The 5/20 norm was brought in 2004 by the then Civil Aviation Minister Praful Patel to allow Indian private carriers to fly overseas. The rule entailed that an airline based in India will need to have at least five years of experience of flying within the country and 20 aircraft on its fleet before it qualifies to fly overseas.
Ten years later, the government allowed foreign carriers to buy up to 49% in an Indian airline paving the way for Etihad to buy 24% stake in Jet Airways and AirAsia to set up an airline in India in partnership with Tata.
Soon after, the new entrants, who were keen to fly overseas, started lobbying for the 5/20 norm to be relaxed, but the legacy carriers firmly opposed the move fearing competition.
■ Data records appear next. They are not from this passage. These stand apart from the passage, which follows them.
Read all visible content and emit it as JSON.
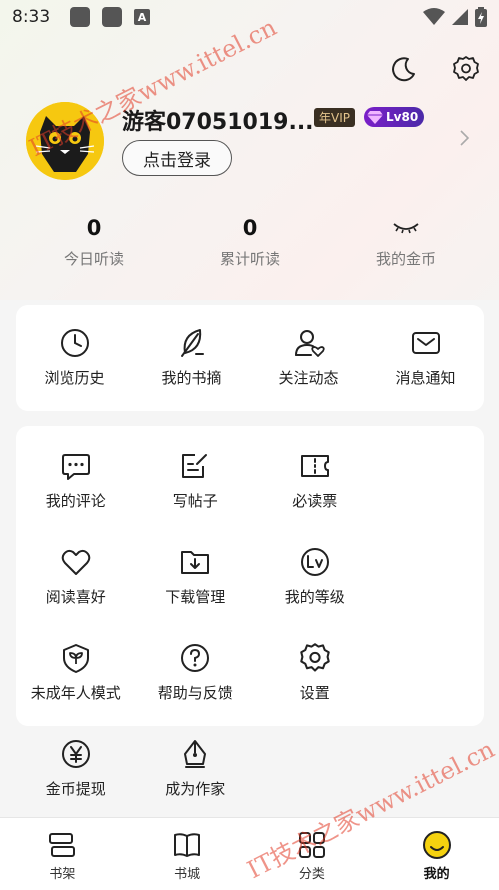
{
  "status_bar": {
    "time": "8:33",
    "a_icon": "A"
  },
  "top_actions": {
    "icons": [
      "moon-icon",
      "gear-icon"
    ]
  },
  "profile": {
    "name": "游客07051019...",
    "vip_badge": "年VIP",
    "level_badge": "Lv80",
    "login_button": "点击登录"
  },
  "stats": [
    {
      "value": "0",
      "label": "今日听读"
    },
    {
      "value": "0",
      "label": "累计听读"
    },
    {
      "value": "",
      "label": "我的金币"
    }
  ],
  "quick_actions": [
    {
      "icon": "clock-icon",
      "label": "浏览历史"
    },
    {
      "icon": "feather-icon",
      "label": "我的书摘"
    },
    {
      "icon": "user-heart-icon",
      "label": "关注动态"
    },
    {
      "icon": "mail-icon",
      "label": "消息通知"
    }
  ],
  "services": [
    {
      "icon": "comment-icon",
      "label": "我的评论"
    },
    {
      "icon": "edit-icon",
      "label": "写帖子"
    },
    {
      "icon": "ticket-icon",
      "label": "必读票"
    },
    {
      "icon": "heart-icon",
      "label": "阅读喜好"
    },
    {
      "icon": "download-folder-icon",
      "label": "下载管理"
    },
    {
      "icon": "level-icon",
      "label": "我的等级"
    },
    {
      "icon": "shield-leaf-icon",
      "label": "未成年人模式"
    },
    {
      "icon": "help-icon",
      "label": "帮助与反馈"
    },
    {
      "icon": "gear-icon",
      "label": "设置"
    },
    {
      "icon": "yen-icon",
      "label": "金币提现"
    },
    {
      "icon": "pen-nib-icon",
      "label": "成为作家"
    }
  ],
  "bottom_nav": [
    {
      "icon": "bookshelf-icon",
      "label": "书架",
      "active": false
    },
    {
      "icon": "open-book-icon",
      "label": "书城",
      "active": false
    },
    {
      "icon": "category-icon",
      "label": "分类",
      "active": false
    },
    {
      "icon": "smile-face-icon",
      "label": "我的",
      "active": true
    }
  ],
  "watermarks": [
    "IT技术之家www.ittel.cn",
    "IT技术之家www.ittel.cn"
  ]
}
It was in 2016, when the Cabinet approved the National Civil Aviation Policy that the 5/20 norm was replaced with 0/20 allowing airlines to launch international operations with no domestic experience but at least 20 aircraft (or 20% of its entire fleet size whichever is higher) for domestic operations, in a move that was expected to benefit both AirAsia India and Vistara, which is a joint venture between Tata and Singapore Airlines. While Vistara has announced that it will be launching international operations in the second half of 2018 after it recently inducted its 20th aircraft, AirAsia has only 18 planes on its fleet and intends to launch flights on international routes in early 2019.